Pull every line containing the word "ukraine" from the records.

(Data to examine)

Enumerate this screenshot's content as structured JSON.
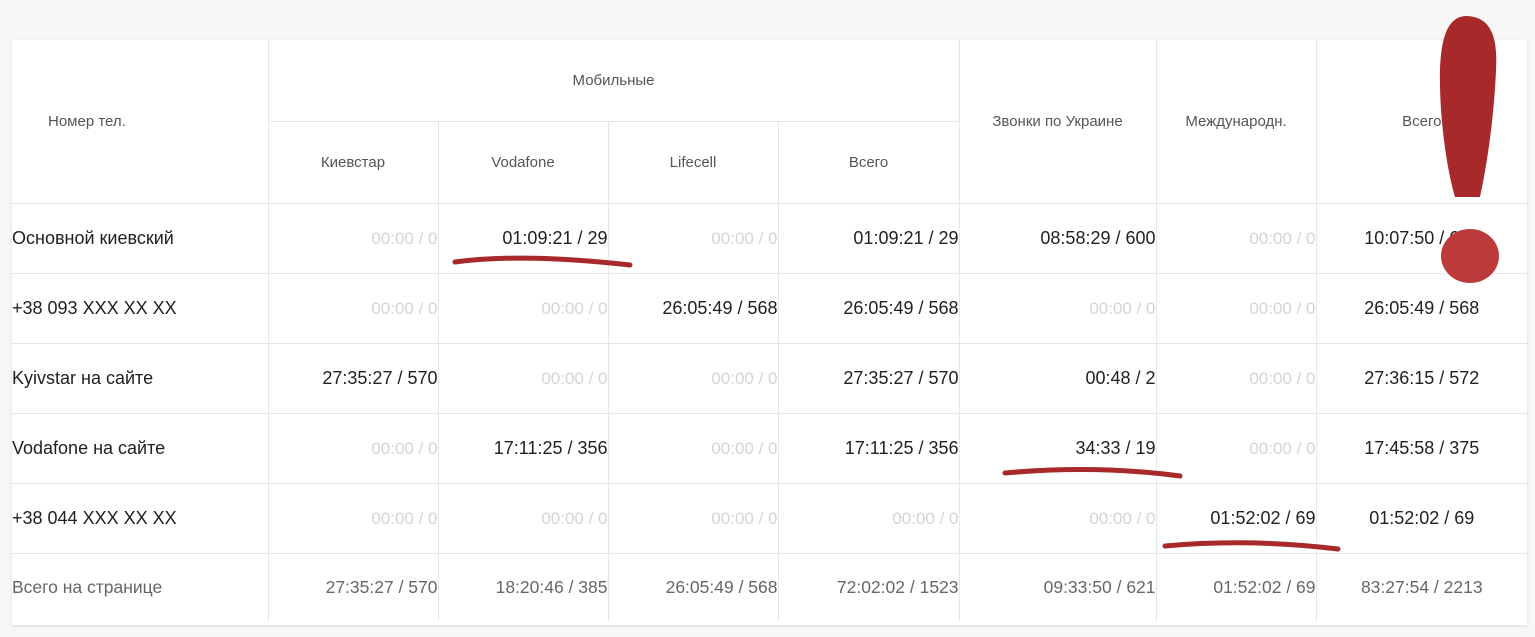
{
  "headers": {
    "phone": "Номер тел.",
    "mobile_group": "Мобильные",
    "kyivstar": "Киевстар",
    "vodafone": "Vodafone",
    "lifecell": "Lifecell",
    "mobile_total": "Всего",
    "ukraine": "Звонки по Украине",
    "international": "Международн.",
    "total": "Всего"
  },
  "rows": [
    {
      "name": "Основной киевский",
      "kyivstar": "00:00 / 0",
      "vodafone": "01:09:21 / 29",
      "lifecell": "00:00 / 0",
      "mobile_total": "01:09:21 / 29",
      "ukraine": "08:58:29 / 600",
      "international": "00:00 / 0",
      "total": "10:07:50 / 629"
    },
    {
      "name": "+38 093 XXX XX XX",
      "kyivstar": "00:00 / 0",
      "vodafone": "00:00 / 0",
      "lifecell": "26:05:49 / 568",
      "mobile_total": "26:05:49 / 568",
      "ukraine": "00:00 / 0",
      "international": "00:00 / 0",
      "total": "26:05:49 / 568"
    },
    {
      "name": "Kyivstar на сайте",
      "kyivstar": "27:35:27 / 570",
      "vodafone": "00:00 / 0",
      "lifecell": "00:00 / 0",
      "mobile_total": "27:35:27 / 570",
      "ukraine": "00:48 / 2",
      "international": "00:00 / 0",
      "total": "27:36:15 / 572"
    },
    {
      "name": "Vodafone на сайте",
      "kyivstar": "00:00 / 0",
      "vodafone": "17:11:25 / 356",
      "lifecell": "00:00 / 0",
      "mobile_total": "17:11:25 / 356",
      "ukraine": "34:33 / 19",
      "international": "00:00 / 0",
      "total": "17:45:58 / 375"
    },
    {
      "name": "+38 044 XXX XX XX",
      "kyivstar": "00:00 / 0",
      "vodafone": "00:00 / 0",
      "lifecell": "00:00 / 0",
      "mobile_total": "00:00 / 0",
      "ukraine": "00:00 / 0",
      "international": "01:52:02 / 69",
      "total": "01:52:02 / 69"
    }
  ],
  "totals": {
    "name": "Всего на странице",
    "kyivstar": "27:35:27 / 570",
    "vodafone": "18:20:46 / 385",
    "lifecell": "26:05:49 / 568",
    "mobile_total": "72:02:02 / 1523",
    "ukraine": "09:33:50 / 621",
    "international": "01:52:02 / 69",
    "total": "83:27:54 / 2213"
  },
  "colors": {
    "annotation": "#a8292a",
    "zero_value": "#d4d4d4",
    "text": "#212121"
  }
}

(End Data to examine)

■ Response ■
    "ukraine": "Звонки по Украине",
      "ukraine": "08:58:29 / 600",
      "ukraine": "00:00 / 0",
      "ukraine": "00:48 / 2",
      "ukraine": "34:33 / 19",
      "ukraine": "00:00 / 0",
    "ukraine": "09:33:50 / 621",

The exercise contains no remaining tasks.